Boomers reluctant to let go of mutual-funds

Among investors with at least $100,000 in investable assets, only 27% of boomers held ETFs

Boomers reluctant to let go of mutual-funds

With the rise of passive management, ETFs have enjoyed tremendous growth around the world in recent years. However, the recent BlackRock 2018 ETF Pulse Survey revealed that its popularity has been uneven across generations.

Among investors with at least $100,000 in investable assets, only 27% of boomers aged 52 to 70 held ETFs, compared to 42% of millennials aged 21 to 35. Even the oldest generation, those who were at least 71 years old, outdid boomers with a 37% ETF adoption rate.

Several factors could be feeding this generation gap in adoption. “Part of my take on it is simply, they set their investments a long time ago, and now they're on autopilot,” Karen Schenone, ETF strategist at BlackRock iShares, said in a recent US News report.

Many boomers began dipping their toes into investing either through stock-picking or buying mutual funds. According to Andrew Damcevski, a certified financial planner and co-founder of Cincinnati-based RhineVest, their graduation from high school or college, and subsequent entry into the work force, coincided with the rise in popularity of mutual-fund companies like Vanguard. “A lot of them gravitated toward mutual funds early on and stayed that course until now,” he said.

The hesitation to let go of their mutual-fund holdings may go beyond nostalgia. Noah Schwartz, a certified financial planner and owner of Blueprint Financial Strategies in Connecticut, noted that investors may be afraid of capital-gains taxes that would be triggered when they cash out their mutual-fund holdings.

“If the funds are held in a taxable brokerage account, then the tax implications of switching to ETFs may be prohibitive," Schwartz told US News.

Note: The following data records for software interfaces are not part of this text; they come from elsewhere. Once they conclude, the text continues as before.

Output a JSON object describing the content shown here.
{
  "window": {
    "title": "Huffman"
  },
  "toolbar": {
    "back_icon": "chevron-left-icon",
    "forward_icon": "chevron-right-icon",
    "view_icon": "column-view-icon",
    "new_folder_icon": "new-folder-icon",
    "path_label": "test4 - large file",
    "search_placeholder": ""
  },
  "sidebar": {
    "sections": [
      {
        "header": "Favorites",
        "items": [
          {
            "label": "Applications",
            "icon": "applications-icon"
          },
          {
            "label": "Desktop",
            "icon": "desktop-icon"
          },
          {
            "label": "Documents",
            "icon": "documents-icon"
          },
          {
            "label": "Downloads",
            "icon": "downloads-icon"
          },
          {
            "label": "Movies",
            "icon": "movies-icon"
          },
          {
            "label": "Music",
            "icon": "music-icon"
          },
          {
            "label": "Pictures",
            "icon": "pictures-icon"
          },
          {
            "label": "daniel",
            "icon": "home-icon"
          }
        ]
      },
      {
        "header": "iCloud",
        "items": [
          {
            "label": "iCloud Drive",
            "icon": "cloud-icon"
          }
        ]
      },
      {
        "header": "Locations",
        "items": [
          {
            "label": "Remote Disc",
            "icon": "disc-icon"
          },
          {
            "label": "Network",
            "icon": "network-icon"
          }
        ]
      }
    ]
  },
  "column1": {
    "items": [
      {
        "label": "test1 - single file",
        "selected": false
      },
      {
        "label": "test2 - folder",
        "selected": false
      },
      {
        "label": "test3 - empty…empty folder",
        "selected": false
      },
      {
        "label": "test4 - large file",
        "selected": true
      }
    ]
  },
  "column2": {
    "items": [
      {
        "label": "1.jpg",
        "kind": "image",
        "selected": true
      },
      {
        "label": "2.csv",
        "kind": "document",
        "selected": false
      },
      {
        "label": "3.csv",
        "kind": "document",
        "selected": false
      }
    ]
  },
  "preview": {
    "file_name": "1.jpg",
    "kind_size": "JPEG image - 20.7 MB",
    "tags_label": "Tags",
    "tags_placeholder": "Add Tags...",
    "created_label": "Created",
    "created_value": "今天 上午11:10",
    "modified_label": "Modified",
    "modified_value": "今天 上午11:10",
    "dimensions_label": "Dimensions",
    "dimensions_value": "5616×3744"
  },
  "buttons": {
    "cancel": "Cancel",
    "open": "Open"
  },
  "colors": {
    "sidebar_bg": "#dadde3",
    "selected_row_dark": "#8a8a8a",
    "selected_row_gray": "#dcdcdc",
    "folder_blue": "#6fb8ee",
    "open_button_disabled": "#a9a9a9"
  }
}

Damcevski pointed out, though, that moving to lower-cost, tax-efficient ETF strategies could make the tax hit worthwhile over the long term. Selling one’s mutual funds in batches rather than all at once could also make it more bearable.

Another possibility, according to Schenone, is that investors nearing retirement tend to lean toward bonds, which they don’t realize are accessible through ETFs. This squares with another finding in the BlackRock survey: only 33% of investors were aware that ETFs can be used for investing in bonds.

“A lot of boomers are focusing on capital preservation, rather than growth – so we tend to see people move their asset allocations greater to fixed income,” Schenone said.